I freely admit that casual clothes are not my speciality. There’s less to know, really, than about tailoring and formal dress, and it’s easier to do to a passable level. The areas that are saturated with insider knowledge, like denim and trainers, have never held that much appeal for me. Too far removed from tailoring. Too hard to combine well with a good blazer.
However, there are times when I have little choice but to think about what casual clothes to wear. One of those is when the temperature just gets too hot for trousers. We’re getting to that point in the UK: it’s been hot now and again for a few weeks; there was one week in May when it was scorching for five days straight; and sometime in July you know the sun’s just going to kick into overdrive.
I’m happy to wear shorts in those circumstances (and when not at the office). I am not so classicly minded that I refuse to wear anything but long socks and long trousers all summer long. But I do think there is something to be learnt from tailoring when buying the right shorts.
When I was a kid everyone wore bermuda shorts – long, baggy, free-flowing. Today anyone that’s interested in fashion tends to go for ‘tailored’ shorts, an adjective stolen from high-street shirts that is just used to mean narrow. Problem is, narrow shorts of any length aren’t usually that flattering. Few men have thighs they are proud of, more often because they are too thin rather than too fat, and narrow shorts just emphasise this. They make slim legs look plain thin.
No one would ever make suit trousers that were that thin to the knee. So why make shorts that way? Trust me, tailors know how to flatter a very unflattering leg.
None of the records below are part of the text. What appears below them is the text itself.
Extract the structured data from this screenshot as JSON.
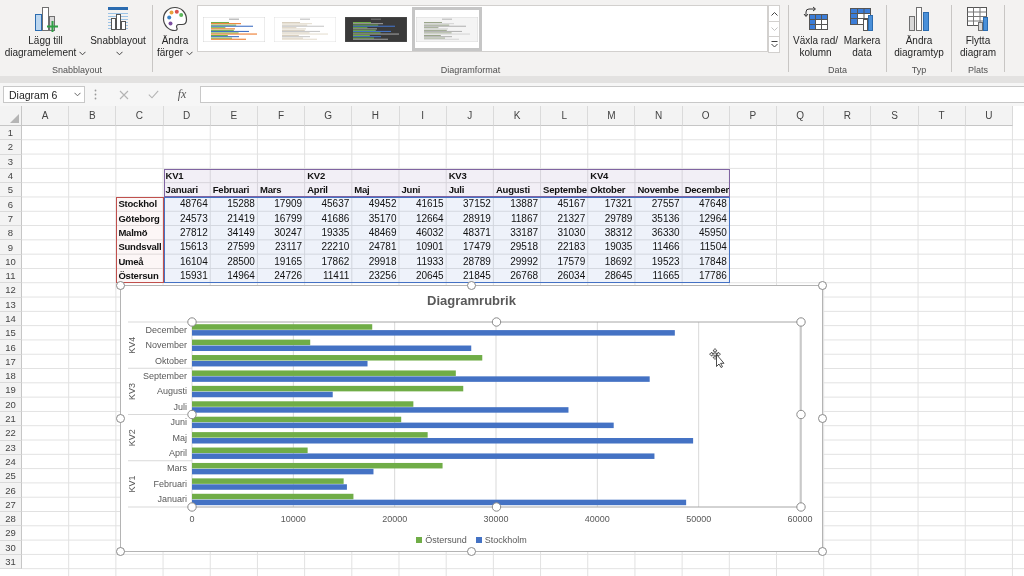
{
  "ribbon": {
    "groups": [
      {
        "label": "Snabblayout",
        "buttons": [
          {
            "kind": "add-element",
            "lines": [
              "Lägg till",
              "diagramelement"
            ],
            "dropdown": true
          },
          {
            "kind": "quick-layout",
            "lines": [
              "Snabblayout"
            ],
            "dropdown": true
          }
        ]
      },
      {
        "label": "Diagramformat",
        "buttons": [
          {
            "kind": "colors",
            "lines": [
              "Ändra",
              "färger"
            ],
            "dropdown": true
          }
        ],
        "gallery": {
          "styles": [
            {
              "kind": "green",
              "selected": false
            },
            {
              "kind": "pale",
              "selected": false
            },
            {
              "kind": "dark",
              "selected": false
            },
            {
              "kind": "gray",
              "selected": true
            }
          ],
          "scroll": [
            {
              "kind": "up",
              "disabled": false
            },
            {
              "kind": "down",
              "disabled": true
            },
            {
              "kind": "more",
              "disabled": false
            }
          ]
        }
      },
      {
        "label": "Data",
        "buttons": [
          {
            "kind": "switch",
            "lines": [
              "Växla rad/",
              "kolumn"
            ],
            "dropdown": false
          },
          {
            "kind": "select-data",
            "lines": [
              "Markera",
              "data"
            ],
            "dropdown": false
          }
        ]
      },
      {
        "label": "Typ",
        "buttons": [
          {
            "kind": "chart-type",
            "lines": [
              "Ändra",
              "diagramtyp"
            ],
            "dropdown": false
          }
        ]
      },
      {
        "label": "Plats",
        "buttons": [
          {
            "kind": "move",
            "lines": [
              "Flytta",
              "diagram"
            ],
            "dropdown": false
          }
        ]
      }
    ]
  },
  "formula_bar": {
    "name_box": "Diagram 6",
    "edit_buttons": [
      {
        "kind": "cancel",
        "disabled": true
      },
      {
        "kind": "enter",
        "disabled": true
      }
    ],
    "function_label": "fx"
  },
  "sheet": {
    "columns": [
      "A",
      "B",
      "C",
      "D",
      "E",
      "F",
      "G",
      "H",
      "I",
      "J",
      "K",
      "L",
      "M",
      "N",
      "O",
      "P",
      "Q",
      "R",
      "S",
      "T",
      "U"
    ],
    "rows": [
      "1",
      "2",
      "3",
      "4",
      "5",
      "6",
      "7",
      "8",
      "9",
      "10",
      "11",
      "12",
      "13",
      "14",
      "15",
      "16",
      "17",
      "18",
      "19",
      "20",
      "21",
      "22",
      "23",
      "24",
      "25",
      "26",
      "27",
      "28",
      "29",
      "30",
      "31"
    ],
    "table": {
      "quarters": [
        {
          "label": "KV1",
          "months": [
            "Januari",
            "Februari",
            "Mars"
          ]
        },
        {
          "label": "KV2",
          "months": [
            "April",
            "Maj",
            "Juni"
          ]
        },
        {
          "label": "KV3",
          "months": [
            "Juli",
            "Augusti",
            "Septembe"
          ]
        },
        {
          "label": "KV4",
          "months": [
            "Oktober",
            "Novembe",
            "December"
          ]
        }
      ],
      "rows": [
        {
          "name": "Stockhol",
          "values": [
            "48764",
            "15288",
            "17909",
            "45637",
            "49452",
            "41615",
            "37152",
            "13887",
            "45167",
            "17321",
            "27557",
            "47648"
          ]
        },
        {
          "name": "Göteborg",
          "values": [
            "24573",
            "21419",
            "16799",
            "41686",
            "35170",
            "12664",
            "28919",
            "11867",
            "21327",
            "29789",
            "35136",
            "12964"
          ]
        },
        {
          "name": "Malmö",
          "values": [
            "27812",
            "34149",
            "30247",
            "19335",
            "48469",
            "46032",
            "48371",
            "33187",
            "31030",
            "38312",
            "36330",
            "45950"
          ]
        },
        {
          "name": "Sundsvall",
          "values": [
            "15613",
            "27599",
            "23117",
            "22210",
            "24781",
            "10901",
            "17479",
            "29518",
            "22183",
            "19035",
            "11466",
            "11504"
          ]
        },
        {
          "name": "Umeå",
          "values": [
            "16104",
            "28500",
            "19165",
            "17862",
            "29918",
            "11933",
            "28789",
            "29992",
            "17579",
            "18692",
            "19523",
            "17848"
          ]
        },
        {
          "name": "Östersun",
          "values": [
            "15931",
            "14964",
            "24726",
            "11411",
            "23256",
            "20645",
            "21845",
            "26768",
            "26034",
            "28645",
            "11665",
            "17786"
          ]
        }
      ]
    }
  },
  "chart": {
    "selected": true,
    "plot_area_selected": true,
    "category_groups": [
      "KV4",
      "KV3",
      "KV2",
      "KV1"
    ],
    "chart_data": {
      "type": "bar",
      "orientation": "horizontal",
      "title": "Diagramrubrik",
      "categories": [
        "December",
        "November",
        "Oktober",
        "September",
        "Augusti",
        "Juli",
        "Juni",
        "Maj",
        "April",
        "Mars",
        "Februari",
        "Januari"
      ],
      "series": [
        {
          "name": "Östersund",
          "color": "#70ad47",
          "values": [
            17786,
            11665,
            28645,
            26034,
            26768,
            21845,
            20645,
            23256,
            11411,
            24726,
            14964,
            15931
          ]
        },
        {
          "name": "Stockholm",
          "color": "#4472c4",
          "values": [
            47648,
            27557,
            17321,
            45167,
            13887,
            37152,
            41615,
            49452,
            45637,
            17909,
            15288,
            48764
          ]
        }
      ],
      "xlim": [
        0,
        60000
      ],
      "xticks": [
        0,
        10000,
        20000,
        30000,
        40000,
        50000,
        60000
      ],
      "grid": true,
      "legend": "bottom"
    }
  }
}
Suit trousers may be that thin at the ankle, but never at the knee where the tailor knows more room is needed to be able to flex properly.
If shorts are to be thin, a tailor pointed out to me, they should be short too. They need to be mid-thigh rather than to the knee. Because then there is no problem with flexing and no narrowness to the shape. They are still ‘fitted’ or ‘tailored’ as there is little excess cloth, but there’s no need to make slim legs look like drainpipes.
So this is my rule of thumb for you: the slimmer you want your shorts to be, the shorter they should be too. The middle-aged Italians you may see on the cobbles of San Remo know this well. Or at least, it’s built into their culture enough that they don’t have to know it.
Slim shirts and slim polo shirts do not work with wide shorts. Unless you are trying to replicate the Oxford bags look and deliberately exaggerate your proportions (which, my uncanny psychic sense tells me you are not), keep your shorts in a similar silhouette to the rest of your clothes (which, if you are reading this, is probably more fitted than those that don’t).
There’s a few nice, simple pairs at American Apparel. Keep them short and classic.